● **Exercise details**
Set the data down again, exactly as it appears below.

---- Exercise materials

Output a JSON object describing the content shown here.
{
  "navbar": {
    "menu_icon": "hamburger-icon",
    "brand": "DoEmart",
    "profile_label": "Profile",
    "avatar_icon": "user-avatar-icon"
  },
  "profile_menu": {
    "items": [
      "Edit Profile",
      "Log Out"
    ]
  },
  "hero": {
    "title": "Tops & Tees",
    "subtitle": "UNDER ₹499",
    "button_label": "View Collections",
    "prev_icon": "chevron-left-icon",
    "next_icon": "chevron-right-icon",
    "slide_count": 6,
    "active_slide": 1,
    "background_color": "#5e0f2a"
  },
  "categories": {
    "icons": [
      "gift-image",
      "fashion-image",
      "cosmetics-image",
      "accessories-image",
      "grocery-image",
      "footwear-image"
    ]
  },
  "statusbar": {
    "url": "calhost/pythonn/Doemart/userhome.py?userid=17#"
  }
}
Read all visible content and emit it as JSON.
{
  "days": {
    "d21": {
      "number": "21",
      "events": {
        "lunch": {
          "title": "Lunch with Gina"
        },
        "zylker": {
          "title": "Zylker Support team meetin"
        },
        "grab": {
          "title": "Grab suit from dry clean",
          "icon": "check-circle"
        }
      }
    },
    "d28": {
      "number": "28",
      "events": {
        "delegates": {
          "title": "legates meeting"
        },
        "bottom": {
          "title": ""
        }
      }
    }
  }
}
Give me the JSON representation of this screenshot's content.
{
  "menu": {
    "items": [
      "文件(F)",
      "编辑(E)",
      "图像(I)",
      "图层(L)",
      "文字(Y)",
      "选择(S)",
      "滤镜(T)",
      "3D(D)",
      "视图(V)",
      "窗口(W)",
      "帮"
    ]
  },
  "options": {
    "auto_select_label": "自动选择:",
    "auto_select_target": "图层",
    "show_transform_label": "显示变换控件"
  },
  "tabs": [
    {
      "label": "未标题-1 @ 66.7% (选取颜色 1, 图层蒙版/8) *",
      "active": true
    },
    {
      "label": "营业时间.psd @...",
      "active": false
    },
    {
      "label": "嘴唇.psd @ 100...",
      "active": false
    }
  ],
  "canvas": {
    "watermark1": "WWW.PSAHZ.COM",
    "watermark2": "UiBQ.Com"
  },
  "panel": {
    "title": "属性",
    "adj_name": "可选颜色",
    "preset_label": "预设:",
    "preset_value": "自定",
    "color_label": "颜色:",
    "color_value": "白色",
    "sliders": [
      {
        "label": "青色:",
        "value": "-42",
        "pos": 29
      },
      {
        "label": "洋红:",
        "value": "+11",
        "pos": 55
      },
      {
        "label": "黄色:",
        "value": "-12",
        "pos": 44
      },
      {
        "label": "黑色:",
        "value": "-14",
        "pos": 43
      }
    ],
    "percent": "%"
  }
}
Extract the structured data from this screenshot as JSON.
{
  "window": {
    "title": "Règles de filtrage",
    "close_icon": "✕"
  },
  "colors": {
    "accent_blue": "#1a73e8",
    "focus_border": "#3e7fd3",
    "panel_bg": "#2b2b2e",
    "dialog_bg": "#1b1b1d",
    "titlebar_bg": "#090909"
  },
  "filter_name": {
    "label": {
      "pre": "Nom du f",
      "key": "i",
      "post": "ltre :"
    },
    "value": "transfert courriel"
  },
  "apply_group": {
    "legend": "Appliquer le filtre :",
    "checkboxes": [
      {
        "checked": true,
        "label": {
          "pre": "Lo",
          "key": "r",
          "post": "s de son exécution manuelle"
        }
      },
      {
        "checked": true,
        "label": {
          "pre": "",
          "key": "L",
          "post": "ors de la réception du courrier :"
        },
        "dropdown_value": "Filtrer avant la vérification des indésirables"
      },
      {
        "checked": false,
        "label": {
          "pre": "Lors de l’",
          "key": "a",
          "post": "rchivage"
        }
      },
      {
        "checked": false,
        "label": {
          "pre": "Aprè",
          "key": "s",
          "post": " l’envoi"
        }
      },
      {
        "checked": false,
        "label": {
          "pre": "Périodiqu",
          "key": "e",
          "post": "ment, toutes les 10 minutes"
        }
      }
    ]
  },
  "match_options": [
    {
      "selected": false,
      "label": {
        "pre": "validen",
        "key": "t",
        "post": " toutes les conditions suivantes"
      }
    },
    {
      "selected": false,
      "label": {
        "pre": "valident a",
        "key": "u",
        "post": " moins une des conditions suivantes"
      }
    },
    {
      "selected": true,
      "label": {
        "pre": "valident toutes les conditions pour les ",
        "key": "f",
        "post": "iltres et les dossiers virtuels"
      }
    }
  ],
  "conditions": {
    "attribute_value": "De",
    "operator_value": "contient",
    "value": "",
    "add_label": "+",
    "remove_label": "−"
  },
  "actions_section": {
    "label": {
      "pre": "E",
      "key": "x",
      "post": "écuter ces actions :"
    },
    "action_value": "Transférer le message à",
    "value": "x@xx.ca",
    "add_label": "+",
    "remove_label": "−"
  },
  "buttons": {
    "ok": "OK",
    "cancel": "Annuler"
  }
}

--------

● **Finished task**
Output a JSON object describing the content shown here.
{
  "navbar": {
    "menu_icon": "hamburger-icon",
    "brand": "DoEmart",
    "profile_label": "Profile",
    "avatar_icon": "user-avatar-icon"
  },
  "profile_menu": {
    "items": [
      "Edit Profile",
      "Log Out"
    ]
  },
  "hero": {
    "title": "Tops & Tees",
    "subtitle": "UNDER ₹499",
    "button_label": "View Collections",
    "prev_icon": "chevron-left-icon",
    "next_icon": "chevron-right-icon",
    "slide_count": 6,
    "active_slide": 1,
    "background_color": "#5e0f2a"
  },
  "categories": {
    "icons": [
      "gift-image",
      "fashion-image",
      "cosmetics-image",
      "accessories-image",
      "grocery-image",
      "footwear-image"
    ]
  },
  "statusbar": {
    "url": "calhost/pythonn/Doemart/userhome.py?userid=17#"
  }
}
Read all visible content and emit it as JSON.
{
  "days": {
    "d21": {
      "number": "21",
      "events": {
        "lunch": {
          "title": "Lunch with Gina"
        },
        "zylker": {
          "title": "Zylker Support team meetin"
        },
        "grab": {
          "title": "Grab suit from dry clean",
          "icon": "check-circle"
        }
      }
    },
    "d28": {
      "number": "28",
      "events": {
        "delegates": {
          "title": "legates meeting"
        },
        "bottom": {
          "title": ""
        }
      }
    }
  }
}
Give me the JSON representation of this screenshot's content.
{
  "menu": {
    "items": [
      "文件(F)",
      "编辑(E)",
      "图像(I)",
      "图层(L)",
      "文字(Y)",
      "选择(S)",
      "滤镜(T)",
      "3D(D)",
      "视图(V)",
      "窗口(W)",
      "帮"
    ]
  },
  "options": {
    "auto_select_label": "自动选择:",
    "auto_select_target": "图层",
    "show_transform_label": "显示变换控件"
  },
  "tabs": [
    {
      "label": "未标题-1 @ 66.7% (选取颜色 1, 图层蒙版/8) *",
      "active": true
    },
    {
      "label": "营业时间.psd @...",
      "active": false
    },
    {
      "label": "嘴唇.psd @ 100...",
      "active": false
    }
  ],
  "canvas": {
    "watermark1": "WWW.PSAHZ.COM",
    "watermark2": "UiBQ.Com"
  },
  "panel": {
    "title": "属性",
    "adj_name": "可选颜色",
    "preset_label": "预设:",
    "preset_value": "自定",
    "color_label": "颜色:",
    "color_value": "白色",
    "sliders": [
      {
        "label": "青色:",
        "value": "-42",
        "pos": 29
      },
      {
        "label": "洋红:",
        "value": "+11",
        "pos": 55
      },
      {
        "label": "黄色:",
        "value": "-12",
        "pos": 44
      },
      {
        "label": "黑色:",
        "value": "-14",
        "pos": 43
      }
    ],
    "percent": "%"
  }
}
Extract the structured data from this screenshot as JSON.
{
  "window": {
    "title": "Règles de filtrage",
    "close_icon": "✕"
  },
  "colors": {
    "accent_blue": "#1a73e8",
    "focus_border": "#3e7fd3",
    "panel_bg": "#2b2b2e",
    "dialog_bg": "#1b1b1d",
    "titlebar_bg": "#090909"
  },
  "filter_name": {
    "label": {
      "pre": "Nom du f",
      "key": "i",
      "post": "ltre :"
    },
    "value": "transfert courriel"
  },
  "apply_group": {
    "legend": "Appliquer le filtre :",
    "checkboxes": [
      {
        "checked": true,
        "label": {
          "pre": "Lo",
          "key": "r",
          "post": "s de son exécution manuelle"
        }
      },
      {
        "checked": true,
        "label": {
          "pre": "",
          "key": "L",
          "post": "ors de la réception du courrier :"
        },
        "dropdown_value": "Filtrer avant la vérification des indésirables"
      },
      {
        "checked": false,
        "label": {
          "pre": "Lors de l’",
          "key": "a",
          "post": "rchivage"
        }
      },
      {
        "checked": false,
        "label": {
          "pre": "Aprè",
          "key": "s",
          "post": " l’envoi"
        }
      },
      {
        "checked": false,
        "label": {
          "pre": "Périodiqu",
          "key": "e",
          "post": "ment, toutes les 10 minutes"
        }
      }
    ]
  },
  "match_options": [
    {
      "selected": false,
      "label": {
        "pre": "validen",
        "key": "t",
        "post": " toutes les conditions suivantes"
      }
    },
    {
      "selected": false,
      "label": {
        "pre": "valident a",
        "key": "u",
        "post": " moins une des conditions suivantes"
      }
    },
    {
      "selected": true,
      "label": {
        "pre": "valident toutes les conditions pour les ",
        "key": "f",
        "post": "iltres et les dossiers virtuels"
      }
    }
  ],
  "conditions": {
    "attribute_value": "De",
    "operator_value": "contient",
    "value": "",
    "add_label": "+",
    "remove_label": "−"
  },
  "actions_section": {
    "label": {
      "pre": "E",
      "key": "x",
      "post": "écuter ces actions :"
    },
    "action_value": "Transférer le message à",
    "value": "x@xx.ca",
    "add_label": "+",
    "remove_label": "−"
  },
  "buttons": {
    "ok": "OK",
    "cancel": "Annuler"
  }
}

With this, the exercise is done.